And, as I began to pull out sweater after skirt after T-shirt of washable (and let's face it, pretty mundane) garments, it started to dawn on me that this was the bag of clothes I'd compiled to donate to charity. So, I begged the question, "Where are all my dry-clean-only clothes?"
Not realizing my plea had actually been verbalized (rather loudly at that), the kind lady behind the counter sheepishly smiled (even though she'd clearly just missed out on a small fortune) and said, "Uh oh "
Indeed. It was my beloved groom who'd moved the clothing bags to the garage because they were taking up too much space in the house. Minor hoarding is hardly a crime, people, but either way ...
I thought he'd hear me in Boardman from my day job in Stark County, but I decided to use my cell phone anyway. I counted to 10 during the dialing process and found that I was able to remain at a respectable decibel level by the time he answered.
"Hey, hon, funny story ... So, um, my dry cleaning, where might that be?" I said almost laughing ... but not really.
He reassured me, and by me, I mean himself, that he hadn't accidentally donated all my finest garb to charity.
Day four - still no sign.
Not that I'm not happy to tithe; it's all good. And, in a true making-lemonade-from-lemons moment (as my buddy Jess commented when I went crying in to tell her), I even mused about the contentment of the receiver of my work suits, ball gown and cocktail dresses.
"And, hey, I guess I'll have to go shopping!" I said, really turning that thing around.
But, my favorite stuff, poof! Gone. It did make me a little sad.
Not as sad as my dinner guests on Easter 2011 after they'd consumed my homemade wedding soup.
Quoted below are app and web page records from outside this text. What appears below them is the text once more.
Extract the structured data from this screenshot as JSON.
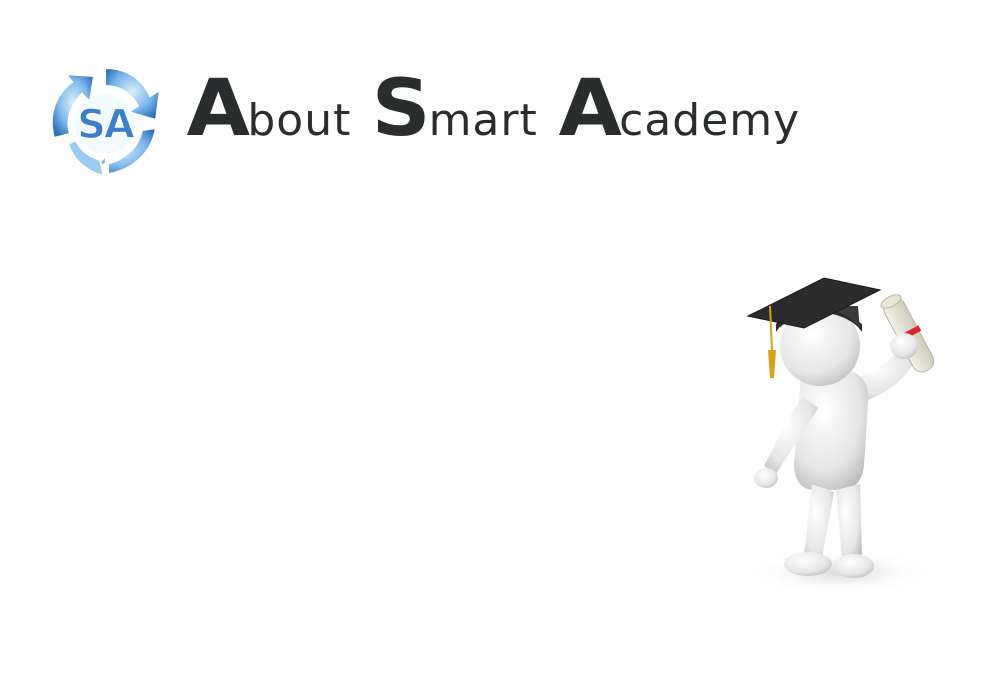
{
  "logo": {
    "text": "SA",
    "colors": {
      "primary": "#3a7fc8",
      "light": "#8fc3ee",
      "arrow_fill": "#6aaee6"
    }
  },
  "title": {
    "words": [
      {
        "cap": "A",
        "rest": "bout"
      },
      {
        "cap": "S",
        "rest": "mart"
      },
      {
        "cap": "A",
        "rest": "cademy"
      }
    ],
    "color": "#2a2d2e"
  },
  "figure": {
    "icon": "graduate-figure-icon",
    "cap_color": "#2b2b2b",
    "tassel_color": "#d9a21b",
    "ribbon_color": "#d62a2a"
  }
}
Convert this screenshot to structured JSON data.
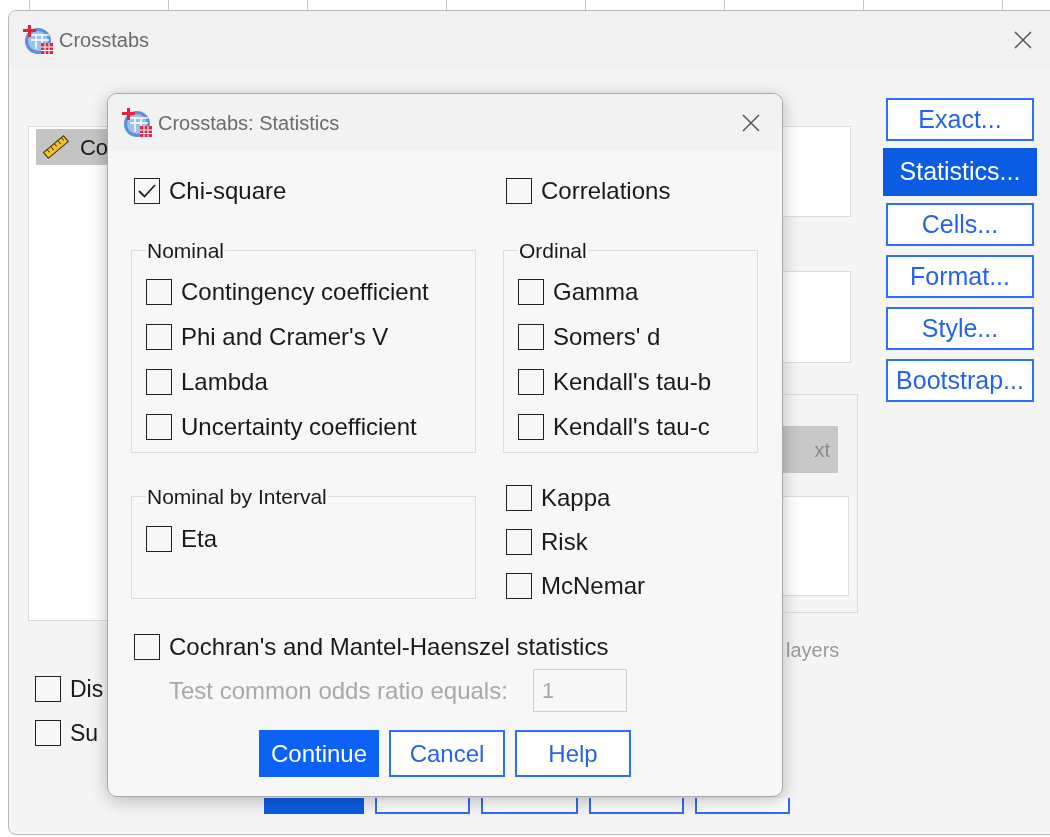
{
  "main_window": {
    "title": "Crosstabs",
    "variable_list": [
      {
        "label": "Co",
        "selected": true
      }
    ],
    "next_button": {
      "label": "xt",
      "disabled": true
    },
    "layers_label": "layers",
    "side_buttons": [
      {
        "label": "Exact...",
        "active": false
      },
      {
        "label": "Statistics...",
        "active": true
      },
      {
        "label": "Cells...",
        "active": false
      },
      {
        "label": "Format...",
        "active": false
      },
      {
        "label": "Style...",
        "active": false
      },
      {
        "label": "Bootstrap...",
        "active": false
      }
    ],
    "options": [
      {
        "label": "Dis",
        "checked": false
      },
      {
        "label": "Su",
        "checked": false
      }
    ],
    "bottom_buttons": [
      {
        "default": true
      },
      {
        "default": false
      },
      {
        "default": false
      },
      {
        "default": false
      },
      {
        "default": false
      }
    ]
  },
  "dialog": {
    "title": "Crosstabs: Statistics",
    "chi_square": {
      "label": "Chi-square",
      "checked": true
    },
    "correlations": {
      "label": "Correlations",
      "checked": false
    },
    "nominal": {
      "title": "Nominal",
      "items": [
        {
          "label": "Contingency coefficient",
          "checked": false
        },
        {
          "label": "Phi and Cramer's V",
          "checked": false
        },
        {
          "label": "Lambda",
          "checked": false
        },
        {
          "label": "Uncertainty coefficient",
          "checked": false
        }
      ]
    },
    "ordinal": {
      "title": "Ordinal",
      "items": [
        {
          "label": "Gamma",
          "checked": false
        },
        {
          "label": "Somers' d",
          "checked": false
        },
        {
          "label": "Kendall's tau-b",
          "checked": false
        },
        {
          "label": "Kendall's tau-c",
          "checked": false
        }
      ]
    },
    "nominal_by_interval": {
      "title": "Nominal by Interval",
      "items": [
        {
          "label": "Eta",
          "checked": false
        }
      ]
    },
    "other_measures": [
      {
        "label": "Kappa",
        "checked": false
      },
      {
        "label": "Risk",
        "checked": false
      },
      {
        "label": "McNemar",
        "checked": false
      }
    ],
    "cochran": {
      "label": "Cochran's and Mantel-Haenszel statistics",
      "checked": false
    },
    "odds_ratio": {
      "label": "Test common odds ratio equals:",
      "value": "1",
      "disabled": true
    },
    "buttons": [
      {
        "label": "Continue",
        "default": true
      },
      {
        "label": "Cancel",
        "default": false
      },
      {
        "label": "Help",
        "default": false
      }
    ]
  }
}
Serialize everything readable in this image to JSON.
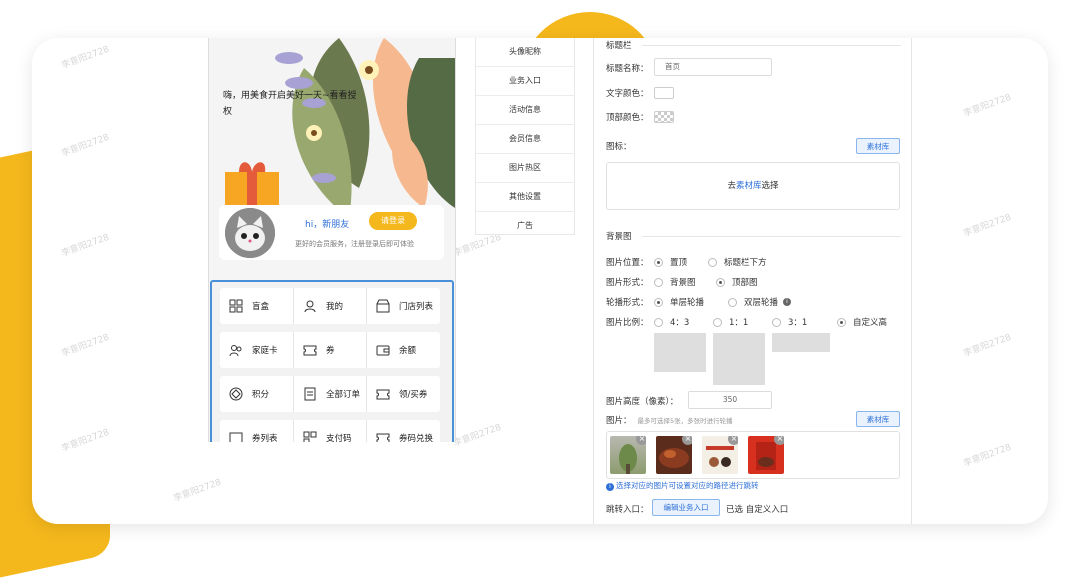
{
  "watermark_text": "李意阳2728",
  "phone": {
    "hero_text": "嗨，用美食开启美好一天~看看授权",
    "member": {
      "greeting": "hi，新朋友",
      "login_button": "请登录",
      "subtitle": "更好的会员服务，注册登录后即可体验"
    },
    "grid": [
      [
        {
          "icon": "grid-icon",
          "label": "盲盒"
        },
        {
          "icon": "user-icon",
          "label": "我的"
        },
        {
          "icon": "store-icon",
          "label": "门店列表"
        }
      ],
      [
        {
          "icon": "family-icon",
          "label": "家庭卡"
        },
        {
          "icon": "coupon-icon",
          "label": "券"
        },
        {
          "icon": "wallet-icon",
          "label": "余额"
        }
      ],
      [
        {
          "icon": "points-icon",
          "label": "积分"
        },
        {
          "icon": "order-icon",
          "label": "全部订单"
        },
        {
          "icon": "ticket-icon",
          "label": "领/买券"
        }
      ],
      [
        {
          "icon": "list-icon",
          "label": "券列表"
        },
        {
          "icon": "qrcode-icon",
          "label": "支付码"
        },
        {
          "icon": "exchange-icon",
          "label": "券码兑换"
        }
      ]
    ]
  },
  "nav": [
    "头像昵称",
    "业务入口",
    "活动信息",
    "会员信息",
    "图片热区",
    "其他设置",
    "广告"
  ],
  "panel": {
    "title_section": "标题栏",
    "title_name_label": "标题名称：",
    "title_name_value": "首页",
    "text_color_label": "文字颜色：",
    "top_color_label": "顶部颜色：",
    "icon_label": "图标：",
    "library_button": "素材库",
    "choose_prefix": "去",
    "choose_link": "素材库",
    "choose_suffix": "选择",
    "bg_section": "背景图",
    "img_position_label": "图片位置：",
    "img_position_options": [
      "置顶",
      "标题栏下方"
    ],
    "img_form_label": "图片形式：",
    "img_form_options": [
      "背景图",
      "顶部图"
    ],
    "carousel_label": "轮播形式：",
    "carousel_options": [
      "单层轮播",
      "双层轮播"
    ],
    "ratio_label": "图片比例：",
    "ratio_options": [
      "4：3",
      "1：1",
      "3：1",
      "自定义高"
    ],
    "height_label": "图片高度（像素）：",
    "height_value": "350",
    "images_label": "图片：",
    "images_hint": "最多可选择5张，多张时进行轮播",
    "info_text": "选择对应的图片可设置对应的路径进行跳转",
    "jump_label": "跳转入口：",
    "jump_button": "编辑业务入口",
    "jump_selected": "已选 自定义入口"
  },
  "colors": {
    "accent": "#f5b81c",
    "link": "#2d6fd6",
    "selection": "#4a90d9"
  }
}
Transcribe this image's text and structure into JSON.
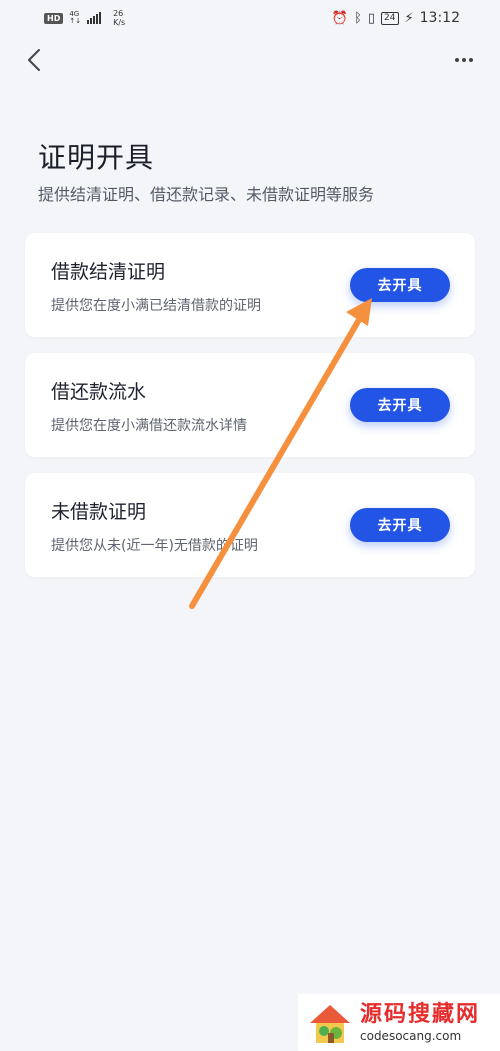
{
  "status_bar": {
    "hd": "HD",
    "net_top": "4G",
    "net_bottom": "↑↓",
    "speed_value": "26",
    "speed_unit": "K/s",
    "battery": "24",
    "time": "13:12"
  },
  "page": {
    "title": "证明开具",
    "subtitle": "提供结清证明、借还款记录、未借款证明等服务"
  },
  "cards": [
    {
      "title": "借款结清证明",
      "desc": "提供您在度小满已结清借款的证明",
      "button": "去开具"
    },
    {
      "title": "借还款流水",
      "desc": "提供您在度小满借还款流水详情",
      "button": "去开具"
    },
    {
      "title": "未借款证明",
      "desc": "提供您从未(近一年)无借款的证明",
      "button": "去开具"
    }
  ],
  "watermark": {
    "title": "源码搜藏网",
    "url": "codesocang.com"
  },
  "colors": {
    "accent": "#2255e6",
    "background": "#f3f5f9",
    "annotation_arrow": "#f5913e"
  }
}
Unbeknownst to me, the can of College Inn broth I'd used in a pinch (because I was out of my favorite bouillon cubes) to supplement the hand-made broth was bad - even though the "sell by" date had about three months to go.
No one told me that day, and it wasn't until the following week that my Dad asked me if I put vinegar in the soup.
"What?!" I said, mortified. Hey, I take a lot of pride in my homemade specialties. Staples include wedding soup, lasagna, meatballs, chicken scampi and Italian bread.
Well, no wonder half my family decided to Easter in Florida this year! Hmpf.
I'll have you know that the lasagna, bread and wedding soup (with homemade croutons atop) won rave reviews this year, people.
My close pal Christine Ruggieri of Warren tried to cheer me when I recounted the soup tale, claiming a similar story of ruined cheesecake to try to make my blunder seem less horrendous.
The truth is, nothing Chris makes - and she painstakingly creates each dish entirely from scratch - is ever anything less than perfect. Actually, I've come to expect it, though her humble nature would never concur. She is, in fact, the kindest, most thoughtful, hardworking and sincere gal around, so perfect is kind of her thing. Have I mentioned that she's also drop-dead gorgeous?
That's when it hit me: I've got Chris and other treasured pals, the true blessing of my family, two jobs I love, a cute little house that encircles a stable home - OK, OK, who cares about the dry cleaning? It's nothing.
There are folks out there facing some real tough times. In fact, I said a quick prayer to St. Jude for those struggling whose hardships I know.
Indeed, there is tragedy and sorrow out there, folks, and my lost loot certainly doesn't make the list. I'm super grateful for my life, and if losing a bunch of clothes to folks who might really need them is the worst thing to happen, heck, that's just icing on the cake, really.
Or croutons on the soup. I swear they're pretty good. Honest!
Kimerer is a Tribune Chronicle columnist. Contact her with mix-up musings at firstname.lastname@example.org.